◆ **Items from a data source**
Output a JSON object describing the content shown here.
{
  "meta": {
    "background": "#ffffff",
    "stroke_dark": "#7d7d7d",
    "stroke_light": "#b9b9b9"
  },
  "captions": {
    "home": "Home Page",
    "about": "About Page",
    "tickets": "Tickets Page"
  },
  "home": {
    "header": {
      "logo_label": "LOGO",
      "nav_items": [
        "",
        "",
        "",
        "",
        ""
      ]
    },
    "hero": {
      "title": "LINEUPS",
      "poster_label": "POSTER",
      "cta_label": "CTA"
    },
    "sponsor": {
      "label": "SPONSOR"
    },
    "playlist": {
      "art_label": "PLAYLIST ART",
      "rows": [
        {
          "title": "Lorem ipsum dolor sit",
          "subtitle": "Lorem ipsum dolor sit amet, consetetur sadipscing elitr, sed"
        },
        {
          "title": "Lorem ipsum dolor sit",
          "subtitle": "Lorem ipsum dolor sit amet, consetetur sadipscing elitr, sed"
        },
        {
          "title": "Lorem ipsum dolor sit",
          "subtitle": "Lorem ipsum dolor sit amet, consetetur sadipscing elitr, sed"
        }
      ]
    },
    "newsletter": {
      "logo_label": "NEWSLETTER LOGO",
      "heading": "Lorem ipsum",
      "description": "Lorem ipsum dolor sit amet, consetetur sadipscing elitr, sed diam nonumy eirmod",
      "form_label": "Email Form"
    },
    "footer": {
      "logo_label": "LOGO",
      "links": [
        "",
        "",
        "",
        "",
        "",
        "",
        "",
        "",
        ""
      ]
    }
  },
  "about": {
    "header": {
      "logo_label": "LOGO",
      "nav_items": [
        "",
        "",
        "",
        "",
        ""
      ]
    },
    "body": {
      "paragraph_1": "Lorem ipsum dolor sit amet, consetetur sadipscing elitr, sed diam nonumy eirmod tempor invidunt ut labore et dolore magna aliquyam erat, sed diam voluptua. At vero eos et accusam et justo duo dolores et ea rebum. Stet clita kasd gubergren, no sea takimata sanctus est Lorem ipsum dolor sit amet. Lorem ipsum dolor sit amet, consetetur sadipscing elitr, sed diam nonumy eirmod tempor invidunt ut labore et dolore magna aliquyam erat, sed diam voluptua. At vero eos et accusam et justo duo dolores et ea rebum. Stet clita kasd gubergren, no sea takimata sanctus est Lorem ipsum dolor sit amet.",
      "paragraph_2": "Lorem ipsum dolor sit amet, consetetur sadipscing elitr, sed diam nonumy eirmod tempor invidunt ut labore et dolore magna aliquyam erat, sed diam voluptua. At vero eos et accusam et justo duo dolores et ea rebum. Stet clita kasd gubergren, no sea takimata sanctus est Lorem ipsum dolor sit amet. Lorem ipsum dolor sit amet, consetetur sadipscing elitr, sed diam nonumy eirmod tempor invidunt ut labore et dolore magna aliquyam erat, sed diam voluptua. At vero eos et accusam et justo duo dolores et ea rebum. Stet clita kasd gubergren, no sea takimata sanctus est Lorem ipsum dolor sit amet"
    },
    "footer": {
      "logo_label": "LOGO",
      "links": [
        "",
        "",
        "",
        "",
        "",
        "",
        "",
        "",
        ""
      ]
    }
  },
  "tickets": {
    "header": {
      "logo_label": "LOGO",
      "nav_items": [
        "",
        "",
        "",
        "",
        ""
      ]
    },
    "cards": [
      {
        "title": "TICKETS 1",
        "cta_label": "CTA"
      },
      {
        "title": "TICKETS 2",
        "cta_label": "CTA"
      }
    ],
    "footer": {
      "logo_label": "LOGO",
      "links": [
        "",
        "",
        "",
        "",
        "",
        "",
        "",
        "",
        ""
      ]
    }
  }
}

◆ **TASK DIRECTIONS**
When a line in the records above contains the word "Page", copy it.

◆ **RESULT OF THE EXERCISE**
    "home": "Home Page",
    "about": "About Page",
    "tickets": "Tickets Page"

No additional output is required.